Penny Pinching Gone Too Far

A number of years ago, I bought a Dell Dimension 8300 computer. It was pretty much "loaded to the nines" as far as computer configurations went at the time, though I stayed away from such frivolous things as the available Pentium 4 Extreme Edition CPU option.

In case you're looking at this and wondering what I'm going on about, I'll save you some pondering. Modern optical drives no longer have the ability to act as CD players. Where it used to be possible and commonplace for any optical drive to play an audio CD directly, this is no longer the case. Transfer of digital audio data over the bus (as opposed to the more "correct" method of using SPDIF output directly from the drive) is commonplace today. A few optical drives had audio connector artifacts, though these have now vanished as well. I still don't particularly care for this approach, but at least it works now. It didn't when this rant was written. Oh, and back then, we also knew these drives as CD or DVD-ROM drives, not "optical drives".

The rest of this article remains as written, for historical interest.

I opened the case just the other day to add a TV tuner card, and I noticed something missing. The CD audio cables! I realize that CD audio can be run over the bus, and there are certainly reasons to do this, but is the extra cent or so that CD audio cable must cost the drive maker just not worth it compared to routing the audio over the already busy data and PCI bus so it can get to the soundcard?

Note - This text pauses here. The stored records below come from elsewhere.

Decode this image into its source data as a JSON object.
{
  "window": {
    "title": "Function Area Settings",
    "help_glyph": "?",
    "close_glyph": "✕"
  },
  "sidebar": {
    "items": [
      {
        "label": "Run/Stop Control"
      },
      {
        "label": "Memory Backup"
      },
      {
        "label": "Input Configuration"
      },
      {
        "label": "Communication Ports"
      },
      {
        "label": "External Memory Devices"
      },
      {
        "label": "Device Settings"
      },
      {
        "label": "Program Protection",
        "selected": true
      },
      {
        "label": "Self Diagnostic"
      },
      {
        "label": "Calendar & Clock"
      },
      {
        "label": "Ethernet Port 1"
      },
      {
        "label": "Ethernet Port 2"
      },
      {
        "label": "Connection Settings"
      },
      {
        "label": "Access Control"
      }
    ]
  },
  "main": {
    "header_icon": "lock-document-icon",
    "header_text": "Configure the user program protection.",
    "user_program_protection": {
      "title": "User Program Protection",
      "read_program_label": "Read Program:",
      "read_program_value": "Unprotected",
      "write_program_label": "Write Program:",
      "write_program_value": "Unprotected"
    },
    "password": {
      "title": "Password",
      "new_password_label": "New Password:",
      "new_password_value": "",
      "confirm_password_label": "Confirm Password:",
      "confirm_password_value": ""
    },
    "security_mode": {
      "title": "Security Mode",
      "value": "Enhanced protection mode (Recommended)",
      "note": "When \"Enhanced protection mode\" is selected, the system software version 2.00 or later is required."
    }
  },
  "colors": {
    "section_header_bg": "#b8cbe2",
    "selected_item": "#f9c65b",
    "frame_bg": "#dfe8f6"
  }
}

Most people would never notice, but on my new computer I will be running VMware, which doesn't get along with CD audio over the IDE bus. That "feature" must be turned off, or CD-ROM access under a virtual machine doesn't usually function properly.

So I figured (in error) that surely these little cables that populate the box of almost every CD-ROM drive sold these days would be easy to pick up at Best Buy, Circuit City or nearly any other major computer retailer. Wrong. The "techs" at Best Buy told me that the cables (while usually provided) are simply thrown out whenever they install a new drive. The Circuit City in my area doesn't have a service department and they didn't stock the cables either. I went to some office supply stores, where I didn't find the cables either. Finally I found an actual computer builder who DOES (!) carry these little cables. I got a few types and headed home at long last.

I went with one analog cable and one SPDIF cable. (SPDIF, by the way, could be used to provide the "totally digital" audio to the soundcard that travels over the bus in most systems--and EVERY CD-ROM drive I've ever seen has an SPDIF connector on it!) With this I found one of the Dell-provided drives has a nonfunctioning SPDIF output. The other drive's SPDIF output works just fine. I find this odd, considering that both are made by Hitachi-LG.

Now I have properly connected CD-ROM drives, something Dell should have done at the factory. The total cost to me was the gas and cables. I'd guess it came to about $13. To equip the machine properly might have cost Dell a few extra seconds and almost no money since every drive I've ever seen comes with at least the analog audio cable.

Oddly enough, I owned a cheap eMachine until fairly recently and it DID come with the proper analog audio cables from the CD and DVD ROM drives to the onboard sound "card".

Dell can do better than this...and so can any other computer maker or shop who installs CD/DVD-ROM drives without the accompanying audio cables. Digital Audio is a wonderful thing. Digital Audio over the data bus is a cheap hack.

Enough said.

Go Back >

Copyright 2007-2014 by William R. Walsh. All Rights Reserved. Page created July 9th, 2007. Updated February 9th, 2014.